◆ **Assignment**
Lines below that hold the word "Please" must be copied in full.
Source material below:
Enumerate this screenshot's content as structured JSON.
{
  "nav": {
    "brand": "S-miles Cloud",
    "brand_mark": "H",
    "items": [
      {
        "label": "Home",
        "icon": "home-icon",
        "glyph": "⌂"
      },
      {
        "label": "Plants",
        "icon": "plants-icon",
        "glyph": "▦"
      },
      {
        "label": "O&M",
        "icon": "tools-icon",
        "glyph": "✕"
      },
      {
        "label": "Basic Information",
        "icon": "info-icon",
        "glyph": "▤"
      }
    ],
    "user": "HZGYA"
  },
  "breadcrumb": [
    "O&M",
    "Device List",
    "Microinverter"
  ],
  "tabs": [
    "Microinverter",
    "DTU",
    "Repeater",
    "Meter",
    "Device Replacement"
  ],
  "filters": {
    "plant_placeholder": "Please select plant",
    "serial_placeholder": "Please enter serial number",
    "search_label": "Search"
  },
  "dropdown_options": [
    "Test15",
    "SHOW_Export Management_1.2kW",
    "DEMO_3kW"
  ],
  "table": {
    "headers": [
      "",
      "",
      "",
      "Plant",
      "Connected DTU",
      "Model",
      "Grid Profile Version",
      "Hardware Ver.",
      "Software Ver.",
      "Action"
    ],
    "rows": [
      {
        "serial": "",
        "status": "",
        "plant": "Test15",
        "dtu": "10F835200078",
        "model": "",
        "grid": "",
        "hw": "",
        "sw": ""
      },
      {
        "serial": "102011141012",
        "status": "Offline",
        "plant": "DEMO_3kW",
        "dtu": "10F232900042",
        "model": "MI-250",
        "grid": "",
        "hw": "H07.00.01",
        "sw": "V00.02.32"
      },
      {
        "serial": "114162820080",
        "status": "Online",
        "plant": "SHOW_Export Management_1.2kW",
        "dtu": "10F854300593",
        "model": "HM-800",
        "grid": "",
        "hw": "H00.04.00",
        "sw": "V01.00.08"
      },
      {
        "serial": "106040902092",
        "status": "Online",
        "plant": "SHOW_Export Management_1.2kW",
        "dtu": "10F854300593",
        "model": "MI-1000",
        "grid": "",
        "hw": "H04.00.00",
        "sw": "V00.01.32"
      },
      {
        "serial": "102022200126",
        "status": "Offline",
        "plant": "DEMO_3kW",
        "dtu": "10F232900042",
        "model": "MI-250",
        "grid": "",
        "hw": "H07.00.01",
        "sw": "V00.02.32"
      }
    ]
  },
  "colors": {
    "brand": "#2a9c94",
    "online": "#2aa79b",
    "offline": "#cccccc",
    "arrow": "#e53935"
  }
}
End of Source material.
◆ **Response to the task**
    "plant_placeholder": "Please select plant",
    "serial_placeholder": "Please enter serial number",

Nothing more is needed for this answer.